The main concern in India is the high attrition rate among employees. The practice so far has been to fill vacancies with fresh out-of-school or college novices rather than try to retain experienced hands. This will cost dearly in the long-run. Lack of flexibility in working hours and stress are the main reasons why people give up this profession. And, for women who have been a driving force in the industry, the safety angle. It is bad enough that there are negative perceptions abroad about the India BPO sector on account of the fact that it has taken away jobs from those countries. But given the haphazard manner in which the industry is run, such negative perceptions are gaining ground here. This could well spell an end to the flow of abundant and cheap labour that keeps the industry going. This is a worrying thought for a sector that is slated to employ 600,000 by the end of this year. The government, always eager to meddle in the private sector, has been inexplicably tardy when it comes to the BPO sector.

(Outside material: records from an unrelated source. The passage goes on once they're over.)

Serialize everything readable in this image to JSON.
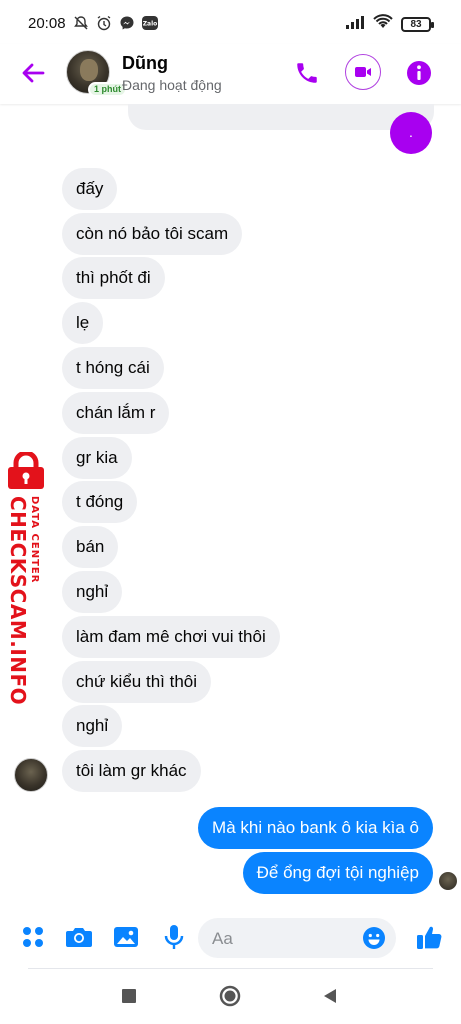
{
  "status_bar": {
    "time": "20:08",
    "battery": "83",
    "icons_left": [
      "mute-icon",
      "alarm-icon",
      "messenger-icon",
      "zalo-icon"
    ],
    "icons_right": [
      "signal-icon",
      "wifi-icon",
      "battery-icon"
    ]
  },
  "header": {
    "contact_name": "Dũng",
    "status": "Đang hoạt động",
    "active_badge": "1 phút",
    "accent_color": "#a800f0"
  },
  "chat": {
    "incoming": [
      "đấy",
      "còn nó bảo tôi scam",
      "thì phốt đi",
      "lẹ",
      "t hóng cái",
      "chán lắm r",
      "gr kia",
      "t đóng",
      "bán",
      "nghỉ",
      "làm đam mê chơi vui thôi",
      "chứ kiểu thì thôi",
      "nghỉ",
      "tôi làm gr khác"
    ],
    "outgoing": [
      "Mà khi nào bank ô kia kìa ô",
      "Để ổng đợi tội nghiệp"
    ],
    "purple_dot_text": ".",
    "incoming_bubble_color": "#eeeff2",
    "outgoing_bubble_color": "#0a84ff"
  },
  "watermark": {
    "main": "CHECKSCAM.INFO",
    "sub": "DATA CENTER",
    "color": "#e3121b"
  },
  "composer": {
    "placeholder": "Aa",
    "buttons": [
      "menu-icon",
      "camera-icon",
      "gallery-icon",
      "mic-icon",
      "emoji-icon",
      "like-icon"
    ]
  },
  "nav": {
    "buttons": [
      "recents-button",
      "home-button",
      "back-button"
    ]
  }
}
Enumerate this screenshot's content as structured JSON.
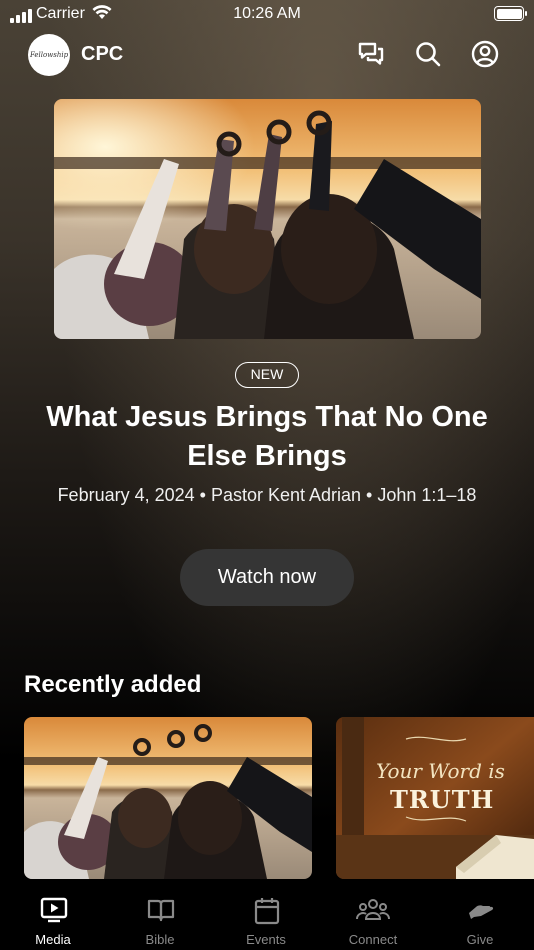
{
  "status_bar": {
    "carrier": "Carrier",
    "time": "10:26 AM"
  },
  "header": {
    "brand": "CPC",
    "logo_text": "Fellowship"
  },
  "hero": {
    "badge": "NEW",
    "title": "What Jesus Brings That No One Else Brings",
    "meta": "February 4, 2024 • Pastor Kent Adrian • John 1:1–18",
    "button_label": "Watch now"
  },
  "recent": {
    "title": "Recently added",
    "cards": [
      {
        "image": "friends-heart-hands-sunset"
      },
      {
        "image": "your-word-is-truth-bible",
        "overlay_line1": "Your Word is",
        "overlay_line2": "TRUTH"
      }
    ]
  },
  "tabs": [
    {
      "label": "Media",
      "icon": "media-icon",
      "active": true
    },
    {
      "label": "Bible",
      "icon": "book-icon",
      "active": false
    },
    {
      "label": "Events",
      "icon": "calendar-icon",
      "active": false
    },
    {
      "label": "Connect",
      "icon": "people-icon",
      "active": false
    },
    {
      "label": "Give",
      "icon": "hand-icon",
      "active": false
    }
  ],
  "colors": {
    "button_bg": "#353535",
    "inactive_tab": "#8a8a8a"
  }
}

But irrespective of the government, BPO firms have to put in place stringent screening of transport facilities and satisfactory working conditions. The industry’s USP has been cost-effective quality of work. If the best talent stays away, India could well lose out to other Asian countries, especially China, that have been hoping to make inroads into the business. The ghastly murder in Pune should serve as a wake-up call.